WHY USE VIDEO? WHY WORK WITH DLVP?
“This is all about credibility and truthfulness. If your mission is to manipulate emotion with video, you’re going to fail miserably.”
– Craig Gillen, Gillen, Withers & Lake (Atlanta, GA)
Lawyers’ concerns about using video
” I had the very same concerns you have, and I had a client that was looking at 17 years in prison. Judge gave him two. How do you value 15 years of a human being’s life?” John Lauro, Lauro Law Firm (New York, NY)
SAMPLE CLIPS OF OUR WORK
[ 1 ] Dr Lou Hampers | Sentencing Video — Dr. Lou Hampers, former head of Pediatric Emergency Medicine at Children’s Hospital Colorado, was addicted to Vicodin. He was charged in federal court with 655 counts of writing fraudulent prescriptions for himself to support that addiction. The prosecution argued strongly that he should be sentenced to more than a year in prison. A video was included in his pre-sentencing materials and he received probation. One senior US Probation Officer said the video was the most powerful defense exhibit he had ever seen.
[ 2 ] Shelby Sanford Jr. | Plea Video — Shelby Sanford was facing 8 years in prison for the sale and distribution of Schedule I Controlled Substances. The format used for this documentary was admittedly unconventional, but the prosecution said she would never agree to anything less than 7 years in prison.
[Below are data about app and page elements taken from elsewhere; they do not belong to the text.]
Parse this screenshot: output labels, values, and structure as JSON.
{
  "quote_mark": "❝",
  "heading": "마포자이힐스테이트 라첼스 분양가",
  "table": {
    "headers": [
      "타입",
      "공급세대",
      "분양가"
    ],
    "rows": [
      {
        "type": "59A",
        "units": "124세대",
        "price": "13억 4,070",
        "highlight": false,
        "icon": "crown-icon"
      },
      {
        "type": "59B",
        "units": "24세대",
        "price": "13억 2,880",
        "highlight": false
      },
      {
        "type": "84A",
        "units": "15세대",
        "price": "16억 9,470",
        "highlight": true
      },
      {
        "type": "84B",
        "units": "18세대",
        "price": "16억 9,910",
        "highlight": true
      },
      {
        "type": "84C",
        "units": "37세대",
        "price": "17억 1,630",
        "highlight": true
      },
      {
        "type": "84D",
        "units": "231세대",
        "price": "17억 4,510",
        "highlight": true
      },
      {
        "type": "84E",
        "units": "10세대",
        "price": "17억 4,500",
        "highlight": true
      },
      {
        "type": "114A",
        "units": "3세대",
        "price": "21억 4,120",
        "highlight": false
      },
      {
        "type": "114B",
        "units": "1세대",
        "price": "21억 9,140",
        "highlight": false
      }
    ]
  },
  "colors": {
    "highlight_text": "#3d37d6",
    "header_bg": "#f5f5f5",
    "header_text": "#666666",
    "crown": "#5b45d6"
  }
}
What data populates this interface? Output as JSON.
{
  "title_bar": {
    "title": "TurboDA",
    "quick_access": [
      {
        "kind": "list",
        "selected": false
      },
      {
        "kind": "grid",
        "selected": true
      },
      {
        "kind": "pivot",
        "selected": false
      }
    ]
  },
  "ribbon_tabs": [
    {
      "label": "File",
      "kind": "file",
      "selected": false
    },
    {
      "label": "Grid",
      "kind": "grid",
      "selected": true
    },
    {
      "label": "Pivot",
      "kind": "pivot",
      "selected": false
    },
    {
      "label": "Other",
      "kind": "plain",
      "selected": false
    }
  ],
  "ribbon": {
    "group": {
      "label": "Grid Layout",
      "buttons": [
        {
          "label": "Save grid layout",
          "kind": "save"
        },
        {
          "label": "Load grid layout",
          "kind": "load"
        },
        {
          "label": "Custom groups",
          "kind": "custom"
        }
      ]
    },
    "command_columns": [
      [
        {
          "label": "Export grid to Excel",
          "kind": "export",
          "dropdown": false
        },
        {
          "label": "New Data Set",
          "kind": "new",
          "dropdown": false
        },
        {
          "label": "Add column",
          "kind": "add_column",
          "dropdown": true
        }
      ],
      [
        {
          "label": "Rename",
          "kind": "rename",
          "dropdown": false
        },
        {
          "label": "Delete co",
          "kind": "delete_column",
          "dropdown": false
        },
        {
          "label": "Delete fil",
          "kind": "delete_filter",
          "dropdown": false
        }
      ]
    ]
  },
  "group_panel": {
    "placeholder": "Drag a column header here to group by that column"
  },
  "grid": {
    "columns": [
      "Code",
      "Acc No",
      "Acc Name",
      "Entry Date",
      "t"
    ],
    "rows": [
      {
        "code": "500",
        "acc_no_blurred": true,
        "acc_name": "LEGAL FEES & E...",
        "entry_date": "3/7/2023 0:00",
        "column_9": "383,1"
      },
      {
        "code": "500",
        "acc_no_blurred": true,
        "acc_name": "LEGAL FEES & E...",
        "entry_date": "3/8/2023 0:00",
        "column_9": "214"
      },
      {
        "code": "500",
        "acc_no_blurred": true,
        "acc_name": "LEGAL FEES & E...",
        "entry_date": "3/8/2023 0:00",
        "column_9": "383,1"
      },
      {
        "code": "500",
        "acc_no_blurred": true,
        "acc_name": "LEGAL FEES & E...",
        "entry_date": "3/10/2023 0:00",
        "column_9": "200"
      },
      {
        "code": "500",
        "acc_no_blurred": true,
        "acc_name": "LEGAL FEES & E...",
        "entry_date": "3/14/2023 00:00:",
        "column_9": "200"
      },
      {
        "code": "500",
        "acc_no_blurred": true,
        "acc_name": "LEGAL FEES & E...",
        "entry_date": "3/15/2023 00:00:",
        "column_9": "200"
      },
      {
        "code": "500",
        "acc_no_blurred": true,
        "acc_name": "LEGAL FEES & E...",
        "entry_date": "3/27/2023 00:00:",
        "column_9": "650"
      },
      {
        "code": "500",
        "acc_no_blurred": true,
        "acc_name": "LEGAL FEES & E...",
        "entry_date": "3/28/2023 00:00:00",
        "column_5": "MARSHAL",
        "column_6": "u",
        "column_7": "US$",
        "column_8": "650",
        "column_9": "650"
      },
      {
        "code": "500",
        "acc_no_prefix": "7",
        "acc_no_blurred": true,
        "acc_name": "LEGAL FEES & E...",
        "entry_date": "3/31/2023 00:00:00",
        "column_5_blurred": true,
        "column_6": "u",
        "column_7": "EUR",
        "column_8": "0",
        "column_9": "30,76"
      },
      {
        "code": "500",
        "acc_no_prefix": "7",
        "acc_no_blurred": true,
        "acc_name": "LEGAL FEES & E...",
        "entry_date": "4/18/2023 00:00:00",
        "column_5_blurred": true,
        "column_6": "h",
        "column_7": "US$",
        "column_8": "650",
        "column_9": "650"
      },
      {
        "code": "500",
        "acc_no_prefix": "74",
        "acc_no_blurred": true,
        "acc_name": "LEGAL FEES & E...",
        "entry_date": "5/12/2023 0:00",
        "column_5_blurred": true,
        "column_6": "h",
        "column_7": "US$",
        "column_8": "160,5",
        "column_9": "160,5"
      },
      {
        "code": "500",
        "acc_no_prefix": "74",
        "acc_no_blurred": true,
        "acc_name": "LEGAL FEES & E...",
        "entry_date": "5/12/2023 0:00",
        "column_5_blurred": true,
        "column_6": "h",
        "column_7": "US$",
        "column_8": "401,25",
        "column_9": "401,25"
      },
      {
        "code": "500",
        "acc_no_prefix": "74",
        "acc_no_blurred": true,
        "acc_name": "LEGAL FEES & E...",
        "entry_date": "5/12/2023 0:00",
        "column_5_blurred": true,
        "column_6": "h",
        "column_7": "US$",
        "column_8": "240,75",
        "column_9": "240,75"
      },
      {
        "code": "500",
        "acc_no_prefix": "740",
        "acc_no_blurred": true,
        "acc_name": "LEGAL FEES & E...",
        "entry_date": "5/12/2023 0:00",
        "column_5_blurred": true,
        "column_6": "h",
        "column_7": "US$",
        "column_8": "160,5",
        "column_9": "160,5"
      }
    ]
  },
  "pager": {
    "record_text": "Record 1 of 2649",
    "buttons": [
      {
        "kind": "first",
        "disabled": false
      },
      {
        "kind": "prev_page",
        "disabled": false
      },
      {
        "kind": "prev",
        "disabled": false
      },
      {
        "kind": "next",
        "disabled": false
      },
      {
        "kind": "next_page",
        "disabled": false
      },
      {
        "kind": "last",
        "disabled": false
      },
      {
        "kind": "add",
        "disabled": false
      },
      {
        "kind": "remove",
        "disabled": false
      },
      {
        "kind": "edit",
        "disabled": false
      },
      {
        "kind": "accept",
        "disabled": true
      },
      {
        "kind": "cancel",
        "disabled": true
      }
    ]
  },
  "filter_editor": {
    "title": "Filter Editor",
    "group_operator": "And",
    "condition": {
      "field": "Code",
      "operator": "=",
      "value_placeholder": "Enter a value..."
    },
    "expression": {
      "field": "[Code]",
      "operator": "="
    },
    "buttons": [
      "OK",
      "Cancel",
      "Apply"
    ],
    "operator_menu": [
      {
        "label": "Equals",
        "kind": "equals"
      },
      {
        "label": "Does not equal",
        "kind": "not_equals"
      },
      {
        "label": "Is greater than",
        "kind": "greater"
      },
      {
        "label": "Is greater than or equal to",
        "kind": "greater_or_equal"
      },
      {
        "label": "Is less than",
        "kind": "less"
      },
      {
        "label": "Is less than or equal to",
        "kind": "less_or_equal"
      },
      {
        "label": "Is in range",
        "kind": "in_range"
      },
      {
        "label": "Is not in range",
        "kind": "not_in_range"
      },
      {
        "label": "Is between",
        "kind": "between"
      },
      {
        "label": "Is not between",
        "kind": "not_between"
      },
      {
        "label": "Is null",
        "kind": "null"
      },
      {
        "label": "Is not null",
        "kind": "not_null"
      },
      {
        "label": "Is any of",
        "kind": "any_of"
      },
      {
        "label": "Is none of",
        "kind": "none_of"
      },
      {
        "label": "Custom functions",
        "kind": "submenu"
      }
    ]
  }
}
After watching the video, the DA walked into the courtroom and said, “We agree to probation, Your Honor, no jail.” The Judge gave Shelby straight probation.
[ 3 ] Paul Behrens | Sentencing Video — Paul Behrens, former chief financial officer for Wellcare Health Plans was facing a guideline sentence of 17 years in federal prison for medicare fraud, but received 2 years (appeal bond granted) after the judge watched the video.
[ 4 ] Clarence Gianarelli | Sentencing Video — Clarence Gianarelli was facing 3 years in federal prison for embezzlement and theft, but after seeing the video, the prosecution adjusted their prison request from 3 years to 6 months and the judge imposed a unique and lenient sentence of probation.